San Francisco, CA (PRWEB) January 17, 2012
The New Year is the perfect time to redesign and reset old jewelry that has just been sitting unused in a jewelry box, and San Francisco’s custom jewelry store, Union Street Goldsmith offers to help customers update old or broken jewelry with contemporary, fresh designs.
“The price of diamonds and colored gemstones has gone up significantly in recent years,” Summer Anderson of Union Street Goldsmith said. “So why not create something you will love and wear with the remake of inherited, outdated or worn-out jewelry? Union Street Goldsmith can help you create beautiful new jewelry at a fraction of the price, using gem materials you already have.”

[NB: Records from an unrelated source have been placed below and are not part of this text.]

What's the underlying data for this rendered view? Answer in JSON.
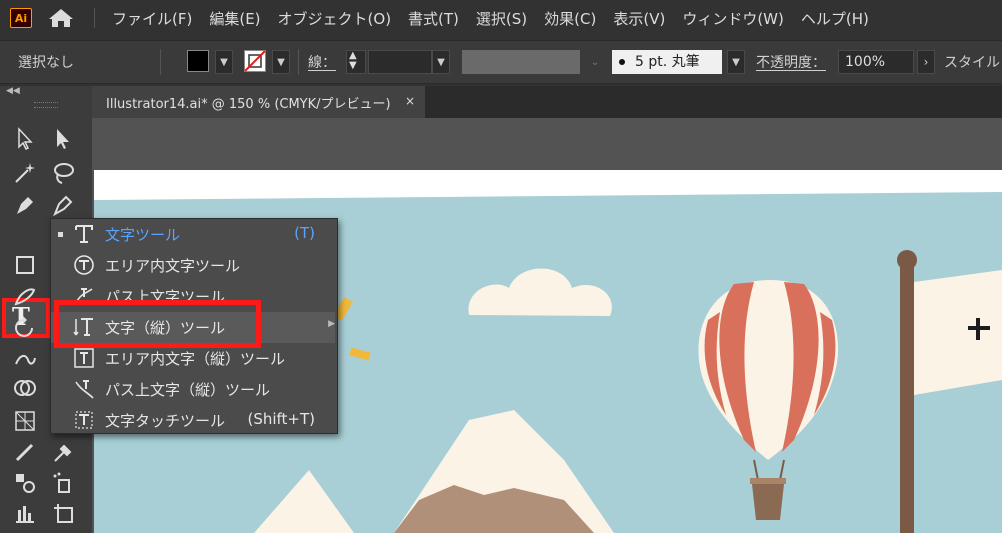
{
  "app": {
    "logo": "Ai"
  },
  "menubar": {
    "items": [
      "ファイル(F)",
      "編集(E)",
      "オブジェクト(O)",
      "書式(T)",
      "選択(S)",
      "効果(C)",
      "表示(V)",
      "ウィンドウ(W)",
      "ヘルプ(H)"
    ]
  },
  "controlbar": {
    "selection": "選択なし",
    "stroke_label": "線：",
    "brush": "5 pt. 丸筆",
    "opacity_label": "不透明度：",
    "opacity": "100%",
    "style_label": "スタイル"
  },
  "tab": {
    "title": "Illustrator14.ai* @ 150 % (CMYK/プレビュー)",
    "close": "×"
  },
  "type_tool": {
    "glyph": "T"
  },
  "flyout": {
    "items": [
      {
        "label": "文字ツール",
        "shortcut": "(T)",
        "icon": "type-icon"
      },
      {
        "label": "エリア内文字ツール",
        "shortcut": "",
        "icon": "area-type-icon"
      },
      {
        "label": "パス上文字ツール",
        "shortcut": "",
        "icon": "type-on-path-icon"
      },
      {
        "label": "文字（縦）ツール",
        "shortcut": "",
        "icon": "vertical-type-icon"
      },
      {
        "label": "エリア内文字（縦）ツール",
        "shortcut": "",
        "icon": "vertical-area-type-icon"
      },
      {
        "label": "パス上文字（縦）ツール",
        "shortcut": "",
        "icon": "vertical-type-on-path-icon"
      },
      {
        "label": "文字タッチツール",
        "shortcut": "(Shift+T)",
        "icon": "touch-type-icon"
      }
    ]
  },
  "colors": {
    "fill": "#000000",
    "sky": "#a8ced6",
    "balloon_stripe": "#d9705c",
    "highlight": "#ff1a1a",
    "accent": "#5aa3ff"
  }
}
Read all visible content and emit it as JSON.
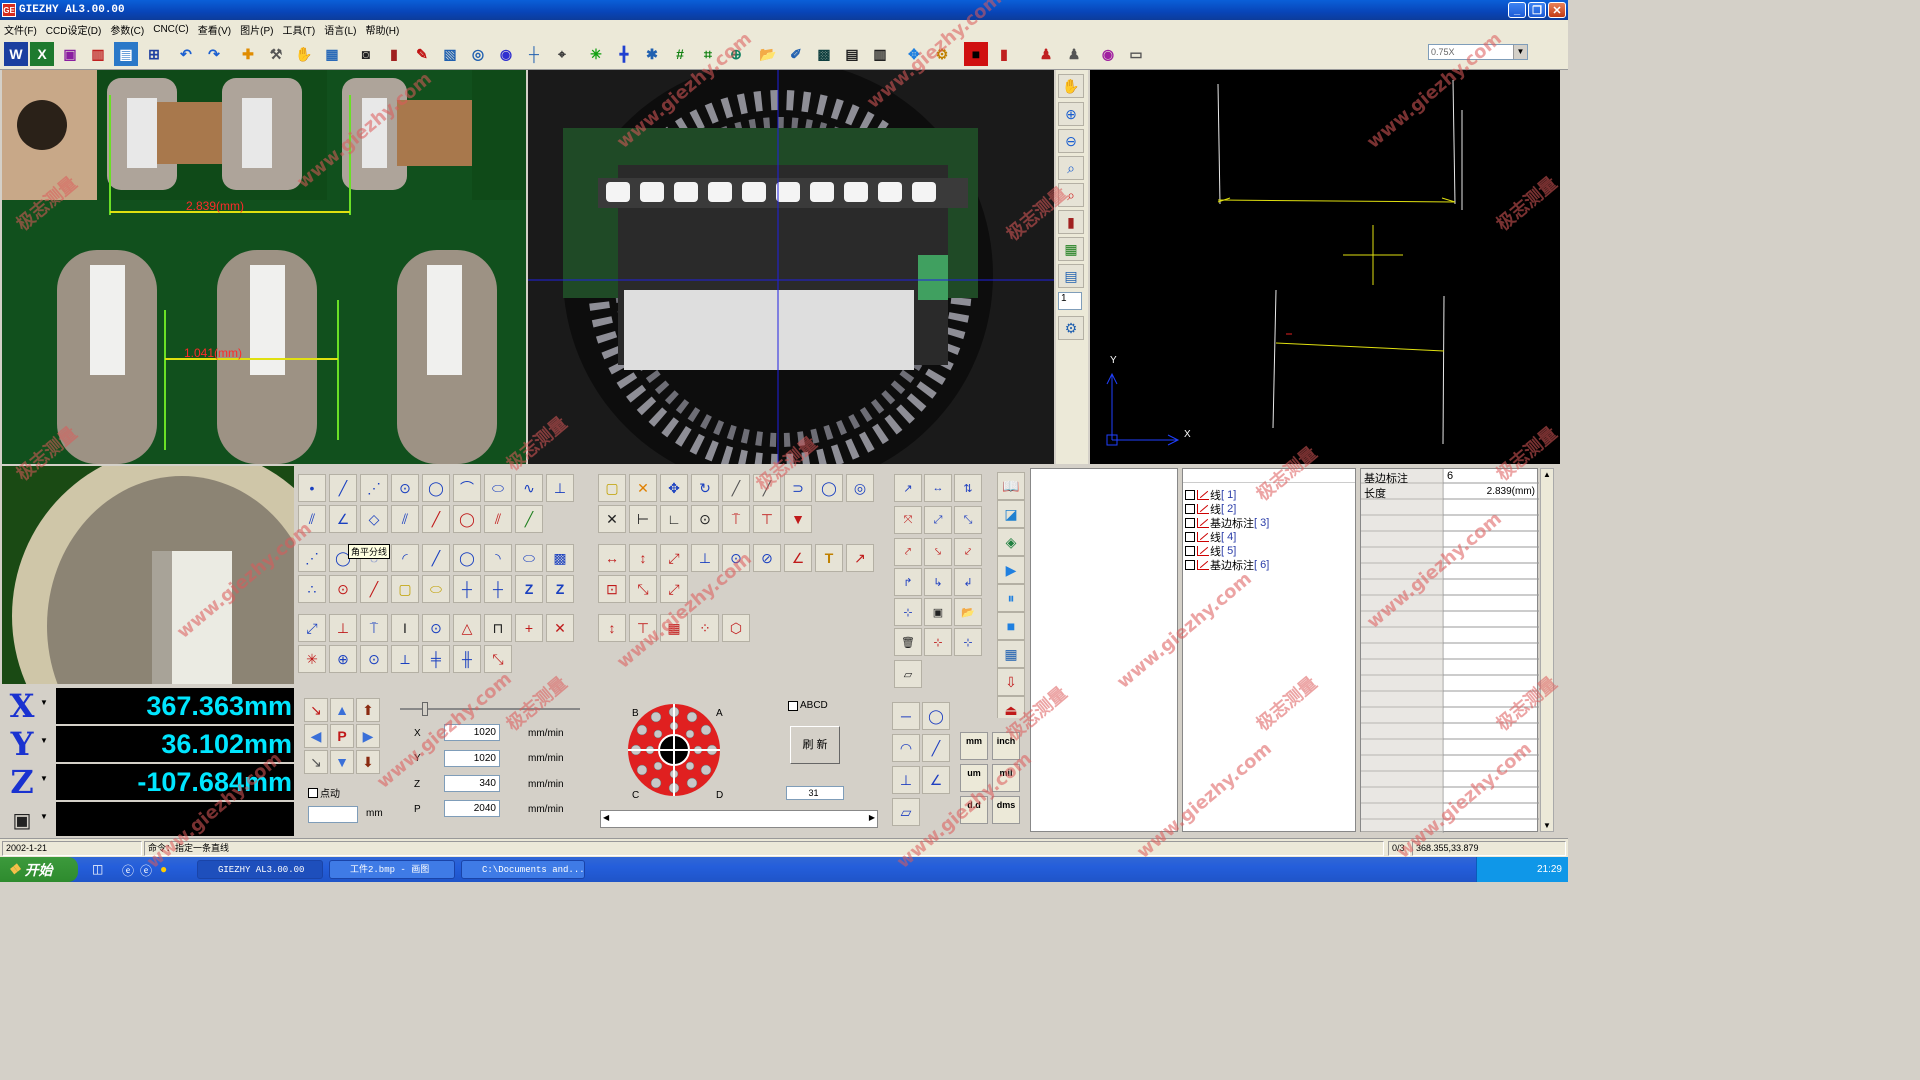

Union Street Goldsmith has been designing jewelry and customized pieces for more than 35 years. Clients may bring in old jewelry or loose diamonds and colored stones for a free design consultation. All work is completed by hand and in-house, so clients are assured of their jewelry’s safety.
Clients may choose a design that Union Street Goldsmith already makes or request a custom design; either way, Union Street Goldsmith does not charge extra for a setting simply because a client provided the gems. The jewelry store works with platinum, 14-karat rose gold, 14-karat white gold, and 14-karat, 18-karat and 22-karat yellow gold, as well as palladium.
For more information about Union Street Goldsmith, call 415-658-9315, view the company on the web at http://www.unionstreetgoldsmith.com or visit its store at 1909 Union St. in San Francisco.
About Union Street Goldsmith
Union Street Goldsmith is a San Francisco custom jewelry store that specializes in engagement rings, diamond rings, wedding bands, 22-karat gold, platinum, pearl necklaces and jewelry repair. Glenda Queen and Terry Brumbaugh founded Union Street Goldsmith in the Marina District of San Francisco in 1976. They have been jewelers for so long that they are now creating engagement rings and wedding bands for the children of couples whose rings they made decades ago.